▶ The problem
Return all the data exactly, keeping the pictures out.

▶ Data for processing
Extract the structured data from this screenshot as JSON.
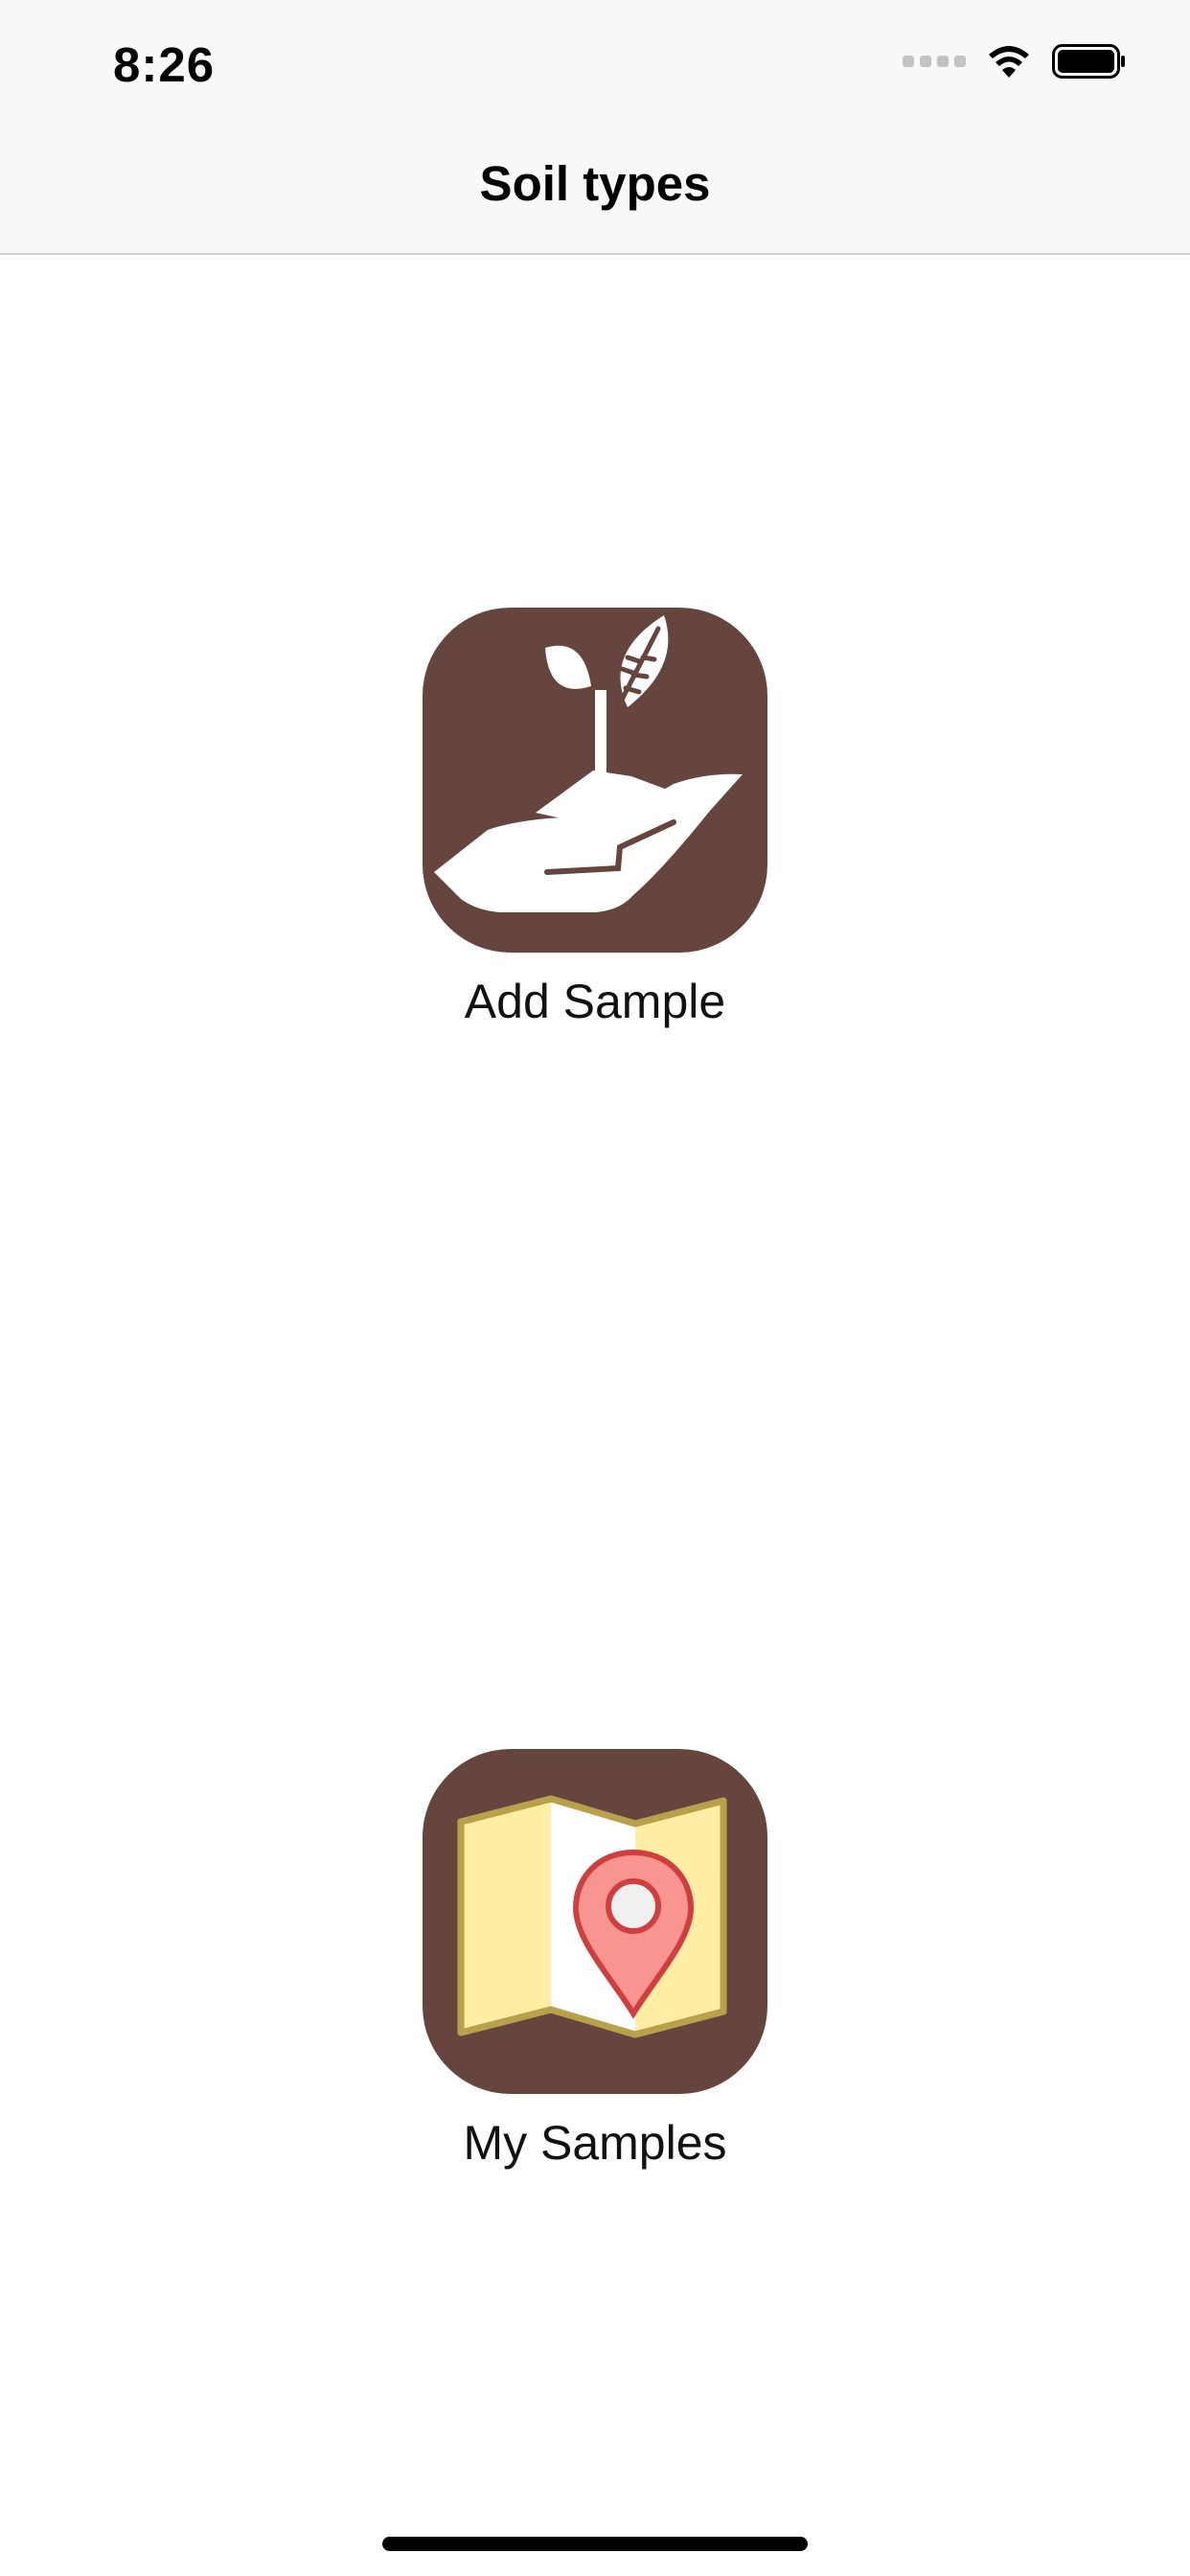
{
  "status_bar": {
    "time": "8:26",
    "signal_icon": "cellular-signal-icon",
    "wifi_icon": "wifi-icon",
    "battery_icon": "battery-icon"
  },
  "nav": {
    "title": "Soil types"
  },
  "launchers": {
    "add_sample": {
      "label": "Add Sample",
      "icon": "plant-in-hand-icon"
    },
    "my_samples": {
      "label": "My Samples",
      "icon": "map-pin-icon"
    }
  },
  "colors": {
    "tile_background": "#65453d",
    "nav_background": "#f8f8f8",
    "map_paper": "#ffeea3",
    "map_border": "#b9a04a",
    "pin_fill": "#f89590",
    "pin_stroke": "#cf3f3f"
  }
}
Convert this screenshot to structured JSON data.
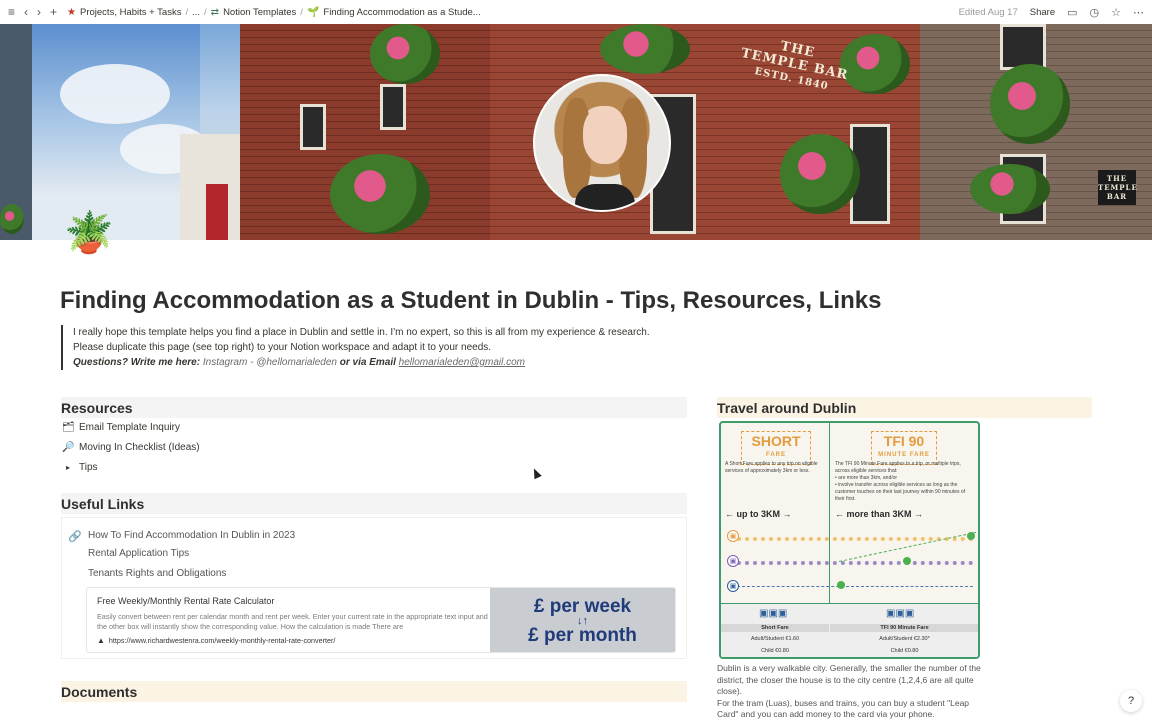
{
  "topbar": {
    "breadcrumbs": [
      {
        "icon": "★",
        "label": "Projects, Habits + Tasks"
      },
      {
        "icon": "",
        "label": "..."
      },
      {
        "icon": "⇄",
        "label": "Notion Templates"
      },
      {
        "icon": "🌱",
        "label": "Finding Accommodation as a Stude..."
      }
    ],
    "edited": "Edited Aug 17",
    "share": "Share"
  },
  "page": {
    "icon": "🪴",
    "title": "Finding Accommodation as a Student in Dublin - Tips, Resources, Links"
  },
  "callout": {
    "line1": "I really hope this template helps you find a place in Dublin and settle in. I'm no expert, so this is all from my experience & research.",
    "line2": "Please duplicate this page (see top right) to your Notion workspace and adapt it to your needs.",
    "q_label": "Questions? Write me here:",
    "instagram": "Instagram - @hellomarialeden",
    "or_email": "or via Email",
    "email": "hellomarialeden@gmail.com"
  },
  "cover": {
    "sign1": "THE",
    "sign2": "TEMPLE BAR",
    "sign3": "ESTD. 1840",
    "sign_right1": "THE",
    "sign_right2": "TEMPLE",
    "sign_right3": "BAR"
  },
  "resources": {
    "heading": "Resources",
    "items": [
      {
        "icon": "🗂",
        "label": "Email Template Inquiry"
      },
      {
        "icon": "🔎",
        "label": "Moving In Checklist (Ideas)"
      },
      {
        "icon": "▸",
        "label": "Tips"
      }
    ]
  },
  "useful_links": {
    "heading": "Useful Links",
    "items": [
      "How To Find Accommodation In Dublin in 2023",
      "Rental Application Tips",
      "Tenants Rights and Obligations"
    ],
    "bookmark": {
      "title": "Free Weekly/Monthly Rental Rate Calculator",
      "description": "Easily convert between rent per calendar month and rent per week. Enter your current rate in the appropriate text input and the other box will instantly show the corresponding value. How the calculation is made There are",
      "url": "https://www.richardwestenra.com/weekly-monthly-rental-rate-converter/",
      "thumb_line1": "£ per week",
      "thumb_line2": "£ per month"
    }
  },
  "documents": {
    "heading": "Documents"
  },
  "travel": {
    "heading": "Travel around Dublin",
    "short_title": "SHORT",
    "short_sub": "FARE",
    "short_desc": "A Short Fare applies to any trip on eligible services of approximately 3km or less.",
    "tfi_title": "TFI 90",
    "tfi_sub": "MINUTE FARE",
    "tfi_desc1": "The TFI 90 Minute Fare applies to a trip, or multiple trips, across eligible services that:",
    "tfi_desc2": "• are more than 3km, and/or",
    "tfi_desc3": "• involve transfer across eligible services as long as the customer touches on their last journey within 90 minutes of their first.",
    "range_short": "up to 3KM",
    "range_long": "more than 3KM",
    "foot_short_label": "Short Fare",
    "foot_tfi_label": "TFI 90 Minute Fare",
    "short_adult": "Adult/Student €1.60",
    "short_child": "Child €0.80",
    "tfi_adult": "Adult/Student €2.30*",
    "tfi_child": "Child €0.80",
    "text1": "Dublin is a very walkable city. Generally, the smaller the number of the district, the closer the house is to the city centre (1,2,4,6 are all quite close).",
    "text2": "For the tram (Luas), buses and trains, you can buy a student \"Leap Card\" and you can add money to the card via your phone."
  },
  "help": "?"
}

▶ Worked solution
Extract the structured data from this screenshot as JSON.
{
  "status_bar": {
    "time": "8:26",
    "signal_icon": "cellular-signal-icon",
    "wifi_icon": "wifi-icon",
    "battery_icon": "battery-icon"
  },
  "nav": {
    "title": "Soil types"
  },
  "launchers": {
    "add_sample": {
      "label": "Add Sample",
      "icon": "plant-in-hand-icon"
    },
    "my_samples": {
      "label": "My Samples",
      "icon": "map-pin-icon"
    }
  },
  "colors": {
    "tile_background": "#65453d",
    "nav_background": "#f8f8f8",
    "map_paper": "#ffeea3",
    "map_border": "#b9a04a",
    "pin_fill": "#f89590",
    "pin_stroke": "#cf3f3f"
  }
}
Convert this screenshot to structured JSON data.
{
  "topbar": {
    "breadcrumbs": [
      {
        "icon": "★",
        "label": "Projects, Habits + Tasks"
      },
      {
        "icon": "",
        "label": "..."
      },
      {
        "icon": "⇄",
        "label": "Notion Templates"
      },
      {
        "icon": "🌱",
        "label": "Finding Accommodation as a Stude..."
      }
    ],
    "edited": "Edited Aug 17",
    "share": "Share"
  },
  "page": {
    "icon": "🪴",
    "title": "Finding Accommodation as a Student in Dublin - Tips, Resources, Links"
  },
  "callout": {
    "line1": "I really hope this template helps you find a place in Dublin and settle in. I'm no expert, so this is all from my experience & research.",
    "line2": "Please duplicate this page (see top right) to your Notion workspace and adapt it to your needs.",
    "q_label": "Questions? Write me here:",
    "instagram": "Instagram - @hellomarialeden",
    "or_email": "or via Email",
    "email": "hellomarialeden@gmail.com"
  },
  "cover": {
    "sign1": "THE",
    "sign2": "TEMPLE BAR",
    "sign3": "ESTD. 1840",
    "sign_right1": "THE",
    "sign_right2": "TEMPLE",
    "sign_right3": "BAR"
  },
  "resources": {
    "heading": "Resources",
    "items": [
      {
        "icon": "🗂",
        "label": "Email Template Inquiry"
      },
      {
        "icon": "🔎",
        "label": "Moving In Checklist (Ideas)"
      },
      {
        "icon": "▸",
        "label": "Tips"
      }
    ]
  },
  "useful_links": {
    "heading": "Useful Links",
    "items": [
      "How To Find Accommodation In Dublin in 2023",
      "Rental Application Tips",
      "Tenants Rights and Obligations"
    ],
    "bookmark": {
      "title": "Free Weekly/Monthly Rental Rate Calculator",
      "description": "Easily convert between rent per calendar month and rent per week. Enter your current rate in the appropriate text input and the other box will instantly show the corresponding value. How the calculation is made There are",
      "url": "https://www.richardwestenra.com/weekly-monthly-rental-rate-converter/",
      "thumb_line1": "£ per week",
      "thumb_line2": "£ per month"
    }
  },
  "documents": {
    "heading": "Documents"
  },
  "travel": {
    "heading": "Travel around Dublin",
    "short_title": "SHORT",
    "short_sub": "FARE",
    "short_desc": "A Short Fare applies to any trip on eligible services of approximately 3km or less.",
    "tfi_title": "TFI 90",
    "tfi_sub": "MINUTE FARE",
    "tfi_desc1": "The TFI 90 Minute Fare applies to a trip, or multiple trips, across eligible services that:",
    "tfi_desc2": "• are more than 3km, and/or",
    "tfi_desc3": "• involve transfer across eligible services as long as the customer touches on their last journey within 90 minutes of their first.",
    "range_short": "up to 3KM",
    "range_long": "more than 3KM",
    "foot_short_label": "Short Fare",
    "foot_tfi_label": "TFI 90 Minute Fare",
    "short_adult": "Adult/Student €1.60",
    "short_child": "Child €0.80",
    "tfi_adult": "Adult/Student €2.30*",
    "tfi_child": "Child €0.80",
    "text1": "Dublin is a very walkable city. Generally, the smaller the number of the district, the closer the house is to the city centre (1,2,4,6 are all quite close).",
    "text2": "For the tram (Luas), buses and trains, you can buy a student \"Leap Card\" and you can add money to the card via your phone."
  },
  "help": "?"
}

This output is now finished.